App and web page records
####################
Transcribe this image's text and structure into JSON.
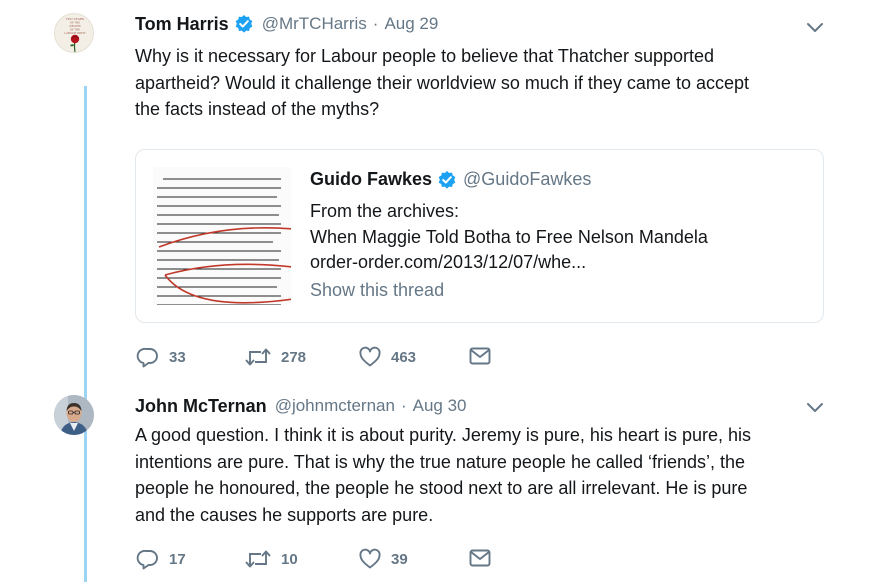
{
  "tweets": [
    {
      "name": "Tom Harris",
      "handle": "@MrTCHarris",
      "separator": "·",
      "date": "Aug 29",
      "text_lines": [
        "Why is it necessary for Labour people to believe that Thatcher supported",
        "apartheid? Would it challenge their worldview so much if they came to accept",
        "the facts instead of the myths?"
      ],
      "avatar_book": {
        "line1": "TEN YEARS",
        "line2": "OF THE",
        "line3": "DEATH",
        "line4": "OF THE",
        "line5": "LABOUR PARTY"
      },
      "quote": {
        "name": "Guido Fawkes",
        "handle": "@GuidoFawkes",
        "line1": "From the archives:",
        "line2": "When Maggie Told Botha to Free Nelson Mandela",
        "line3": "order-order.com/2013/12/07/whe...",
        "show_thread": "Show this thread"
      },
      "actions": {
        "replies": "33",
        "retweets": "278",
        "likes": "463"
      }
    },
    {
      "name": "John McTernan",
      "handle": "@johnmcternan",
      "separator": "·",
      "date": "Aug 30",
      "text_lines": [
        "A good question. I think it is about purity. Jeremy is pure, his heart is pure, his",
        "intentions are pure. That is why the true nature people he called ‘friends’, the",
        "people he honoured, the people he stood next to are all irrelevant. He is pure",
        "and the causes he supports are pure."
      ],
      "actions": {
        "replies": "17",
        "retweets": "10",
        "likes": "39"
      }
    }
  ],
  "colors": {
    "verified": "#1da1f2",
    "thread": "#9dd3f5",
    "secondary": "#657786",
    "rose": "#b3121c"
  },
  "icons": [
    "verified-icon",
    "chevron-down-icon",
    "reply-icon",
    "retweet-icon",
    "like-icon",
    "message-icon"
  ]
}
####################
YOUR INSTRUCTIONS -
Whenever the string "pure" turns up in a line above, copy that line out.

RESPONSE FOR THIS EXERCISE -
        "A good question. I think it is about purity. Jeremy is pure, his heart is pure, his",
        "intentions are pure. That is why the true nature people he called ‘friends’, the",
        "people he honoured, the people he stood next to are all irrelevant. He is pure",
        "and the causes he supports are pure."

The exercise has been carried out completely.